- _DIRECTIONS FOR THIS TASK_
Give the data again exactly, without images.

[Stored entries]
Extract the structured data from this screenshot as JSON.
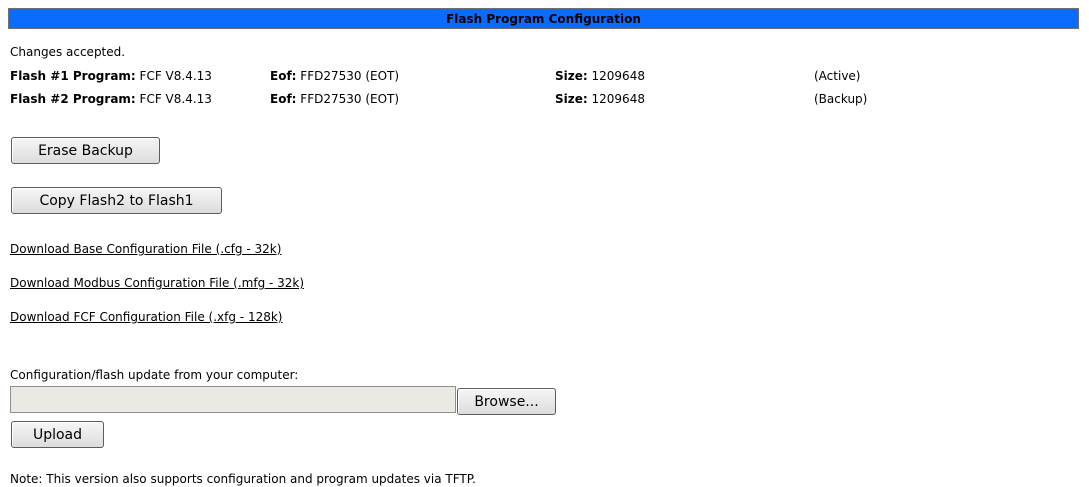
{
  "header": {
    "title": "Flash Program Configuration"
  },
  "status": {
    "message": "Changes accepted."
  },
  "flash_rows": [
    {
      "program_label": "Flash #1 Program:",
      "program_value": "FCF V8.4.13",
      "eof_label": "Eof:",
      "eof_value": "FFD27530 (EOT)",
      "size_label": "Size:",
      "size_value": "1209648",
      "state": "(Active)"
    },
    {
      "program_label": "Flash #2 Program:",
      "program_value": "FCF V8.4.13",
      "eof_label": "Eof:",
      "eof_value": "FFD27530 (EOT)",
      "size_label": "Size:",
      "size_value": "1209648",
      "state": "(Backup)"
    }
  ],
  "buttons": {
    "erase_backup": "Erase Backup",
    "copy_flash": "Copy Flash2 to Flash1",
    "browse": "Browse...",
    "upload": "Upload"
  },
  "downloads": [
    "Download Base Configuration File (.cfg - 32k)",
    "Download Modbus Configuration File (.mfg - 32k)",
    "Download FCF Configuration File (.xfg - 128k)"
  ],
  "update": {
    "label": "Configuration/flash update from your computer:",
    "file_value": ""
  },
  "note": "Note: This version also supports configuration and program updates via TFTP.",
  "colors": {
    "header_bg": "#0a6cff",
    "file_input_bg": "#ebe9e3"
  }
}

- _ANSWER FOR THIS EXERCISE_
Extract the structured data from this screenshot as JSON.
{
  "header": {
    "title": "Flash Program Configuration"
  },
  "status": {
    "message": "Changes accepted."
  },
  "flash_rows": [
    {
      "program_label": "Flash #1 Program:",
      "program_value": "FCF V8.4.13",
      "eof_label": "Eof:",
      "eof_value": "FFD27530 (EOT)",
      "size_label": "Size:",
      "size_value": "1209648",
      "state": "(Active)"
    },
    {
      "program_label": "Flash #2 Program:",
      "program_value": "FCF V8.4.13",
      "eof_label": "Eof:",
      "eof_value": "FFD27530 (EOT)",
      "size_label": "Size:",
      "size_value": "1209648",
      "state": "(Backup)"
    }
  ],
  "buttons": {
    "erase_backup": "Erase Backup",
    "copy_flash": "Copy Flash2 to Flash1",
    "browse": "Browse...",
    "upload": "Upload"
  },
  "downloads": [
    "Download Base Configuration File (.cfg - 32k)",
    "Download Modbus Configuration File (.mfg - 32k)",
    "Download FCF Configuration File (.xfg - 128k)"
  ],
  "update": {
    "label": "Configuration/flash update from your computer:",
    "file_value": ""
  },
  "note": "Note: This version also supports configuration and program updates via TFTP.",
  "colors": {
    "header_bg": "#0a6cff",
    "file_input_bg": "#ebe9e3"
  }
}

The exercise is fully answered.